**YOUR ASSIGNMENT:**
Give the count of lines in the records below that contain "selected", and say nothing more.

Dataset items:

= = = = =

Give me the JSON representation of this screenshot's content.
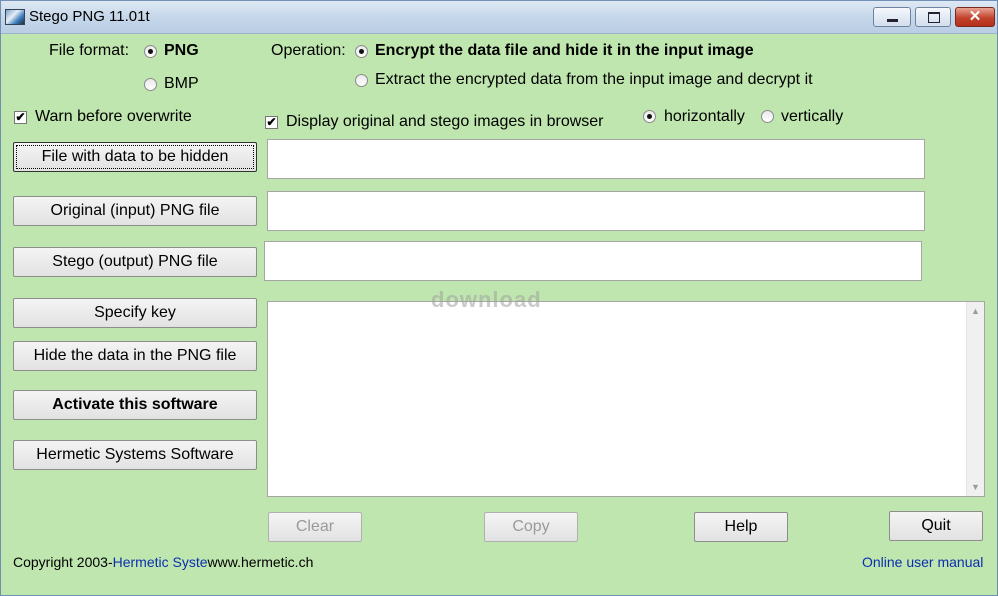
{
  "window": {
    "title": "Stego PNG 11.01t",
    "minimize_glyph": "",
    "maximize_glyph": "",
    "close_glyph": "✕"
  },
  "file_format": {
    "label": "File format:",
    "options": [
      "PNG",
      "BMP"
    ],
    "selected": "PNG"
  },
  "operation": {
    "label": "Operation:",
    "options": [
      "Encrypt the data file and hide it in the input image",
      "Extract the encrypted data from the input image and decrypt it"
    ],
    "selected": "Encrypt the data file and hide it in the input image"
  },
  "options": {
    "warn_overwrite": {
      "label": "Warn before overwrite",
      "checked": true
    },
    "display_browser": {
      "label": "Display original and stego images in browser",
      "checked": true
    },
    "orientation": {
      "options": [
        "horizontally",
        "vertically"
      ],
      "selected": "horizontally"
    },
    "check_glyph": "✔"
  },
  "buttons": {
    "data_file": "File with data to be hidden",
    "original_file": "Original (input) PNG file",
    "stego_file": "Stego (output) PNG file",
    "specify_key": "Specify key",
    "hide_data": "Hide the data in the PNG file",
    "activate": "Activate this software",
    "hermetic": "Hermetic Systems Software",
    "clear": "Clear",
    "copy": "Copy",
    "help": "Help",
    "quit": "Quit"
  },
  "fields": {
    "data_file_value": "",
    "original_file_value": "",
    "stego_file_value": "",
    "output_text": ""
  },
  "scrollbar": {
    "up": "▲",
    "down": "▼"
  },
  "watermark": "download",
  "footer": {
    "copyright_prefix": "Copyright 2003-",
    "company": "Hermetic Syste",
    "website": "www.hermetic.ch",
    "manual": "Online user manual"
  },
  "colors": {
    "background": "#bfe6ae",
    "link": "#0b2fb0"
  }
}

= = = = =

**EXERCISE ANSWER:**
3